Although reported in the aerospace literature and anecdotally by anesthesiologists, the putative antiemetic effect of ephedrine remains unquantitated. We therefore prospectively studied ephedrine as an antiemetic agent in the perioperative setting in 97 patients undergoing general anesthesia for outpatient gynecologic laparoscopy. Patients were assigned in a double-blind randomized fashion to receive a standardized general anesthetic followed by an intramuscular dose of either ephedrine (0.5 mg/kg), droperidol (0.04 mg/kg), or saline before the conclusion of surgery. Nausea, retching, or vomiting, as well as the degree of sedation and discharge times, were assessed in the recovery room and for 24 h postoperatively.

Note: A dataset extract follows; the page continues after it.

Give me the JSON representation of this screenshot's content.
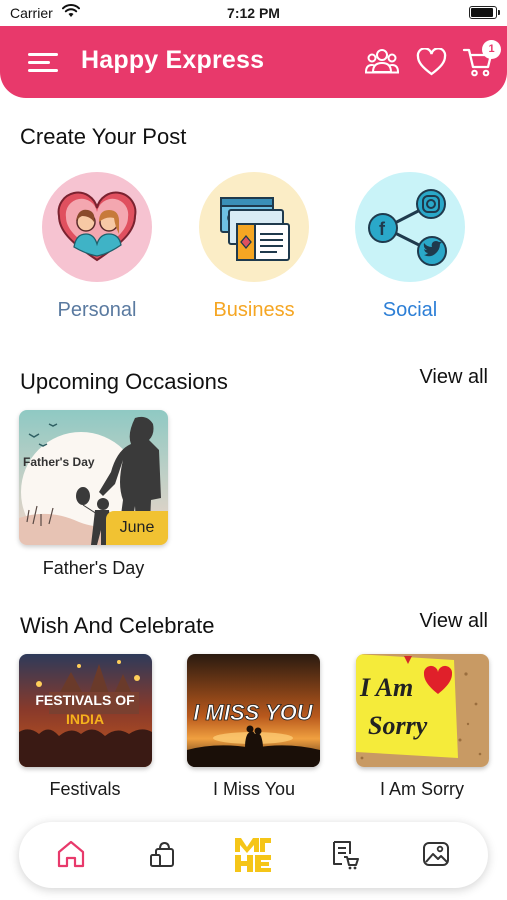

Ephedrine was found to have a significantly antiemetic effect (P < 0.05) when compared with placebo and an antiemetic effect similar to that of droperidol. Sedation scores were also significantly less in the ephedrine group than in both placebo and droperidol groups. Finally, variations in mean arterial blood pressure among the three groups were not statistically significant. We conclude that ephedrine is an effective antiemetic agent with minimal sedative side effects in patients undergoing outpatient laparoscopy.
- sympathetic nervous system, pharmacology - ephedrine, antiemetic effects
- vomiting, postoperative - ephedrine
ASJC Scopus subject areas
- Anesthesiology and Pain Medicine